Google's registrar status, first noted by LexText, is likely to prompt speculation about its ambitions in web hosting and blogging. Google operates Blogger, the free blog hosting service with a huge user base. Cheap or free domain names could prove useful to Google in the notoriously price-sensitive blog hosting sector, where most bloggers use subdomains (i.e. myblog.bloghost.com) rather than full domain names (www.myblog.com).
Posted by Rich Miller in Around the Net
Comcast Communications, the largest U.S. provider of broadband, currently hosts its high-speed Internet service at AT&T WorldNet, while its corporate site resides at Digex, a unit of MCI. SBC is America's largest provider of high-speed ISDN Internet access over phone lines, and is in a pitched battle for subscribers with Comcast, reflecting a larger war for broadband supremacy between cable providers and phone companies.
Go Daddy will instead use the newly-purchased ad slot - to appear in the final minutes of the game - to repeat a first-half ad, which has already been approved by Fox. Go Daddy will make the rejected ad available on its web site Monday, apparently hoping to get additional publicity from Internet buzz, and leaving skeptics to wonder whether the "rejection" was a strategic ploy to gain extra mileage from the Super Bowl investment.
Once the bot has gained access to MySQL, it uses the MySQL UDF Dynamic Library Exploit to upload malicious code to the infected system and then connects to an IRC channel. Once incorporated into the bot network, the "zombie" machines attempt to infect other servers, but could easily be used for other purposes.
Posted by Rich Miller in Security
The offer is similar to an earlier 1&1 campaign to promote the launch of its U.S. hosting operation, which offered up to three years of unpaid hosting. 1&1 is clearly hoping to convert the free accounts to paid customers, which it presumably has not yet done with the approximately 100,000 accounts it signed up under its U.S. launch promotion.

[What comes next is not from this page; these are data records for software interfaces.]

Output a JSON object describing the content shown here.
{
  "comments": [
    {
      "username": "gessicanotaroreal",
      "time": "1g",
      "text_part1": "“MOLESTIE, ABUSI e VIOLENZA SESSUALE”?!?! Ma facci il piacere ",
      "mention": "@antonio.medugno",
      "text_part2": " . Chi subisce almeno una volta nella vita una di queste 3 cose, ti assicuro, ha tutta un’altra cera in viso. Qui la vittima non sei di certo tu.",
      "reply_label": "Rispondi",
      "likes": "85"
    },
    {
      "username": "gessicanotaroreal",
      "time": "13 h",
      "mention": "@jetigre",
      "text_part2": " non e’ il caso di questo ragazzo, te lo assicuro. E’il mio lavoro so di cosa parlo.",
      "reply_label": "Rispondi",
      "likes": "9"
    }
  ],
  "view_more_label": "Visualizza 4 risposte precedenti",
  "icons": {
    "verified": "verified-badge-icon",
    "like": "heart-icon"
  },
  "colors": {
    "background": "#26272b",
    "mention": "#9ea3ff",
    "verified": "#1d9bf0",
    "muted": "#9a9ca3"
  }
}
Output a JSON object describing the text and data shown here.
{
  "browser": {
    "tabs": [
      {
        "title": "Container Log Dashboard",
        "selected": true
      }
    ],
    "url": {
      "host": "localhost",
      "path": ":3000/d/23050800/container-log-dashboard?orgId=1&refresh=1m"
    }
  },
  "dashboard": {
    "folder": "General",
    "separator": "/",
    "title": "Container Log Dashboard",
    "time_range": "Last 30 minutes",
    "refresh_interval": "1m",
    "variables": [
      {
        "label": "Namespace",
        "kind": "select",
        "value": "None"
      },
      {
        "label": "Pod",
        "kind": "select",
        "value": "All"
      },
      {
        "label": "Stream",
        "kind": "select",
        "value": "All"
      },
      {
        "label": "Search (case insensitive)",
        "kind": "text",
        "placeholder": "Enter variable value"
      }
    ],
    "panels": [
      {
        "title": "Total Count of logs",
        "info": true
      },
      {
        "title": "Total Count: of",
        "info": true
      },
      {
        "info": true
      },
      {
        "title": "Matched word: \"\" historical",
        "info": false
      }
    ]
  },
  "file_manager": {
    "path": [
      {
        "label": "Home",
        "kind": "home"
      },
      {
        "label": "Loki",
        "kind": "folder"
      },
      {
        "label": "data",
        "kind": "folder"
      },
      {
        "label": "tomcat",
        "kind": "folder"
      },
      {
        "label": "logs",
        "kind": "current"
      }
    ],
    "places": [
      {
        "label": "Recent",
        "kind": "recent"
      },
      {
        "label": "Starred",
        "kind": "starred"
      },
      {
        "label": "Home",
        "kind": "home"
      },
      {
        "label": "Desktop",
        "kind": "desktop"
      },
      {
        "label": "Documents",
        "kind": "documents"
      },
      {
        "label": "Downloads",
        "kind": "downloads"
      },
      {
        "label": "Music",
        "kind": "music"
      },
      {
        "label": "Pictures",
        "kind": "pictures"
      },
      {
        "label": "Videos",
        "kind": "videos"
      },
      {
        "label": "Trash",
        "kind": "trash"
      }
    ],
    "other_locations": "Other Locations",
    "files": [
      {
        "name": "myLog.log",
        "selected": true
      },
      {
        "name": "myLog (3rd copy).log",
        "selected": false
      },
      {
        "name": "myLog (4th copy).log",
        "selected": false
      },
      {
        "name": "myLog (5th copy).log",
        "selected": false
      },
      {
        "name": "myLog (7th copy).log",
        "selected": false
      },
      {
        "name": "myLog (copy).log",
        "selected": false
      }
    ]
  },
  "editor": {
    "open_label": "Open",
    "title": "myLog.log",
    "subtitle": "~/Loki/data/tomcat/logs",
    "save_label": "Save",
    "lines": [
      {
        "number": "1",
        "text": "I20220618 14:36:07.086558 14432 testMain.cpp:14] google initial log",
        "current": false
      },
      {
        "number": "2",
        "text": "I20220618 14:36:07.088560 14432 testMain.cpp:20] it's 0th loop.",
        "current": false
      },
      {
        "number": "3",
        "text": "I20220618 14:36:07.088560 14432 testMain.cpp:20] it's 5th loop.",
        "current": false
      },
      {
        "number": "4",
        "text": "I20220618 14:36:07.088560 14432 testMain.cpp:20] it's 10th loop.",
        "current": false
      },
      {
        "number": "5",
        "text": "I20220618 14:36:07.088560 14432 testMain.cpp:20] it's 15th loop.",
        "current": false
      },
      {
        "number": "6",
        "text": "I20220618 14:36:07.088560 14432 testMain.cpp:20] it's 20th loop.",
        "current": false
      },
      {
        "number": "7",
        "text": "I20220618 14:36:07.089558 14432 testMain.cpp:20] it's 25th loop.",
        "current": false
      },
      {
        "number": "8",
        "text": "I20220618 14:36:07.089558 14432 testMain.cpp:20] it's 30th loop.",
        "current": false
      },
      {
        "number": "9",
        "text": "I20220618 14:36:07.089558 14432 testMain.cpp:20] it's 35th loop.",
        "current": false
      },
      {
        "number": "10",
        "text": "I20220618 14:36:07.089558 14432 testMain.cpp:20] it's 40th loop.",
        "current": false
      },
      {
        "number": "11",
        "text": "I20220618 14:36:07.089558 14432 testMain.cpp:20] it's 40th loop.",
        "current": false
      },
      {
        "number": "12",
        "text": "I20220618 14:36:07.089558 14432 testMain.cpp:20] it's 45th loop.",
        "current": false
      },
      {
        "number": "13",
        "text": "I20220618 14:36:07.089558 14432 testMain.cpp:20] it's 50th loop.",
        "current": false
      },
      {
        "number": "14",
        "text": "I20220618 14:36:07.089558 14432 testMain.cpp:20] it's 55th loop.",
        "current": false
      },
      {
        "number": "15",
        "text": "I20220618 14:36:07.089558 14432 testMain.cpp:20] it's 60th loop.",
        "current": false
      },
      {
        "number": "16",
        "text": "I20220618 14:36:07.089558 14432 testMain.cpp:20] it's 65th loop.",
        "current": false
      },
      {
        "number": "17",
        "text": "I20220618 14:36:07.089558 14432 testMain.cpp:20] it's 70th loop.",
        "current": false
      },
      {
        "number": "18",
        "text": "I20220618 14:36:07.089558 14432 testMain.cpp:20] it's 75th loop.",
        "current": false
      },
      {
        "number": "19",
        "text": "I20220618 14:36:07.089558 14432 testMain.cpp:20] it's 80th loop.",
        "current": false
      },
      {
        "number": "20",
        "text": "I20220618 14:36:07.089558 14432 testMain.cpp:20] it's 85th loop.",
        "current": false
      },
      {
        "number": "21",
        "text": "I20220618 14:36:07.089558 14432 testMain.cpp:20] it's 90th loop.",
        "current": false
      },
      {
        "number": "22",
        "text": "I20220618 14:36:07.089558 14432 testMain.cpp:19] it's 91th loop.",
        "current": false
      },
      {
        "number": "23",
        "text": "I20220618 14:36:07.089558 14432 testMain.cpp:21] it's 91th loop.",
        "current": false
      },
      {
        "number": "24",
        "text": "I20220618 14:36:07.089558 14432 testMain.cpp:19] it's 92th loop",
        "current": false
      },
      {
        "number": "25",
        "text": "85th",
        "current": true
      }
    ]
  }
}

The free hosting offer debuts as many hosting companies are seeking to attract customers with enhanced disk space and bandwidth allowances, rather than price cuts that further erode profit margins.
Yahoo has extended its $4.98 a year domain name promotion through at least Feb. 8, the third such extension since it introduced the offer on Dec. 10. The promotion was intially scheduled to end Dec. 31, but the extension suggests the offer is generating business for Yahoo, which is seeking to attract small business customers.
In other domain pricing movements, Go Daddy has lowered its one-year .com price from $8.95 to $7.95, having shfted back and forth between the two prices periodically over the last year. The registrar recently expanded its hosting offerings, will be an advertiser in the Super Bowl on Feb. 6, but has not indicated whether it will support its $2.4 million commercial with any special pricing offers.
Your link here? Advertising on the Netcraft Blog